■ TASK ITEM: Make your reply a word-for-word repeat of the records.

BEGIN EXTRACTED ENTRIES

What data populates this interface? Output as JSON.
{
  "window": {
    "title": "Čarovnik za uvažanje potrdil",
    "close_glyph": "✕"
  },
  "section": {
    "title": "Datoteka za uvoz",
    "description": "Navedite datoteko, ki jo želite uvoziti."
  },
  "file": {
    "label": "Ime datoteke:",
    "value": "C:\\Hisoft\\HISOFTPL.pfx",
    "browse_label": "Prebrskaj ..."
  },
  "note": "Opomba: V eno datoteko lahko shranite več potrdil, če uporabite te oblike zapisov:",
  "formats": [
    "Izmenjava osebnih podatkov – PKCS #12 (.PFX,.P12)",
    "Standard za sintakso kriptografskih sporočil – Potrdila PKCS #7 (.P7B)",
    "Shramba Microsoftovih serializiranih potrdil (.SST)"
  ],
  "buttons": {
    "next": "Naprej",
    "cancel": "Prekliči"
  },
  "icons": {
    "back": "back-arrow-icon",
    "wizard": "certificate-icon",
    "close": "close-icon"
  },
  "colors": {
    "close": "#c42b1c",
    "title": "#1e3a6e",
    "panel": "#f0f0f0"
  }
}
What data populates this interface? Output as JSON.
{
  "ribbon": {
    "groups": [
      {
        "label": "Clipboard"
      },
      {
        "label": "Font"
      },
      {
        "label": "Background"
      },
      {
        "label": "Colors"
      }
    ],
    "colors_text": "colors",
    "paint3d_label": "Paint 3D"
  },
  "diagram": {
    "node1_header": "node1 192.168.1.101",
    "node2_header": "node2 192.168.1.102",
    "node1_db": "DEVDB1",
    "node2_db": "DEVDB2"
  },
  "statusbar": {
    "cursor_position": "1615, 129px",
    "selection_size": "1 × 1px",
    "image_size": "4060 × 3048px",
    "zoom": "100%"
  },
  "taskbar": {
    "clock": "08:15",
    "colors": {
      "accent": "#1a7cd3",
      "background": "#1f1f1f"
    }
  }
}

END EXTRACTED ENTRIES

■ EXERCISE RESPONSE:
What data populates this interface? Output as JSON.
{
  "window": {
    "title": "Čarovnik za uvažanje potrdil",
    "close_glyph": "✕"
  },
  "section": {
    "title": "Datoteka za uvoz",
    "description": "Navedite datoteko, ki jo želite uvoziti."
  },
  "file": {
    "label": "Ime datoteke:",
    "value": "C:\\Hisoft\\HISOFTPL.pfx",
    "browse_label": "Prebrskaj ..."
  },
  "note": "Opomba: V eno datoteko lahko shranite več potrdil, če uporabite te oblike zapisov:",
  "formats": [
    "Izmenjava osebnih podatkov – PKCS #12 (.PFX,.P12)",
    "Standard za sintakso kriptografskih sporočil – Potrdila PKCS #7 (.P7B)",
    "Shramba Microsoftovih serializiranih potrdil (.SST)"
  ],
  "buttons": {
    "next": "Naprej",
    "cancel": "Prekliči"
  },
  "icons": {
    "back": "back-arrow-icon",
    "wizard": "certificate-icon",
    "close": "close-icon"
  },
  "colors": {
    "close": "#c42b1c",
    "title": "#1e3a6e",
    "panel": "#f0f0f0"
  }
}
What data populates this interface? Output as JSON.
{
  "ribbon": {
    "groups": [
      {
        "label": "Clipboard"
      },
      {
        "label": "Font"
      },
      {
        "label": "Background"
      },
      {
        "label": "Colors"
      }
    ],
    "colors_text": "colors",
    "paint3d_label": "Paint 3D"
  },
  "diagram": {
    "node1_header": "node1 192.168.1.101",
    "node2_header": "node2 192.168.1.102",
    "node1_db": "DEVDB1",
    "node2_db": "DEVDB2"
  },
  "statusbar": {
    "cursor_position": "1615, 129px",
    "selection_size": "1 × 1px",
    "image_size": "4060 × 3048px",
    "zoom": "100%"
  },
  "taskbar": {
    "clock": "08:15",
    "colors": {
      "accent": "#1a7cd3",
      "background": "#1f1f1f"
    }
  }
}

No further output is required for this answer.